  • a simple method to start the sandbox from command line – prefix your application name with “firejail”, eg “firejail firefox”
  • full desktop integration – applications are sandboxed automatically when started by clicking on icons in file manager or desktop manager menus
  • an intuitive syntax for building advanced security profiles
     

    Our focus is GUI application sandboxing, with web browsers being the main target. The sandbox denies access to private files in user’s home directory. Inside the sandbox, Downloads directory and the browser configuration files are real, everything else is stored in a temporary filesystem and later discarded:

    Only Downloads directory is visible inside a sandboxed Firefox browser.

    This guide describes the steps necessary to install and configure Firejail sandbox on Linux Mint. Both Cinnamon and MATE desktop environments are supported. We provide similar support for all desktop managers.

    Continue reading

Joris_VR: Running Steam in Firejail on Debian

Running Steam in Firejail

Running Steam in Firejail

I figured out how to install Steam on Debian 8 (jessie). Not a big deal; lot’s of people have figured it out. In fact steam is available as a non-free Debian package.

However, I prefer to install Steam manually and run it inside Firejail. This article is a reminder to myself, in case I forget how I did it.

Hopefully this information will also be useful to someone else. But I guarantee nothing.
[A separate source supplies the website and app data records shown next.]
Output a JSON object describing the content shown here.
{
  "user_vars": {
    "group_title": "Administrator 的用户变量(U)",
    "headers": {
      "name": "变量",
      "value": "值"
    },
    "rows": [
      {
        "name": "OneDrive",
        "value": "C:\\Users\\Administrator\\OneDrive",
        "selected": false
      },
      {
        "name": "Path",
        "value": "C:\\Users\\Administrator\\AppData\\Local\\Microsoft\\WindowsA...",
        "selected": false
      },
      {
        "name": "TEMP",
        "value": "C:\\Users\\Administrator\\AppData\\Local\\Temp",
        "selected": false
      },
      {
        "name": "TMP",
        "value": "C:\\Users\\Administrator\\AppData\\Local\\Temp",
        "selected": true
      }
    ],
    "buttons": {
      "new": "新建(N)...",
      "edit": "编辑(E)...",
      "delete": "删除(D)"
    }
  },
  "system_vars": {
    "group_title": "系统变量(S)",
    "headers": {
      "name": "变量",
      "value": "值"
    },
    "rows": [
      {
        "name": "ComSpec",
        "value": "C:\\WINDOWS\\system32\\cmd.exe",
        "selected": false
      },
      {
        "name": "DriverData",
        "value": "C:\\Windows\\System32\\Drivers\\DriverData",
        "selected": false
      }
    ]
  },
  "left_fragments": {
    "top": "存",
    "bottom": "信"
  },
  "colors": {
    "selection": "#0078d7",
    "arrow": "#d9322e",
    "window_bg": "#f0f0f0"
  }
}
This procedure works for me, on my computer, with the few games that I tested. It may or may not work for you. more

Linux Mint: Firejail as security sandbox for your programs

Firejail is an easy to use security sandbox program that reduces the risk of security breaches by restricting the running environment of untrusted applications using Linux kernel security features. It restricts what files and directories an application can access in your home directory and what access it has to system directories and system resources. Firejail is ideal for use with web browsers, desktop applications, and daemons/servers alike. more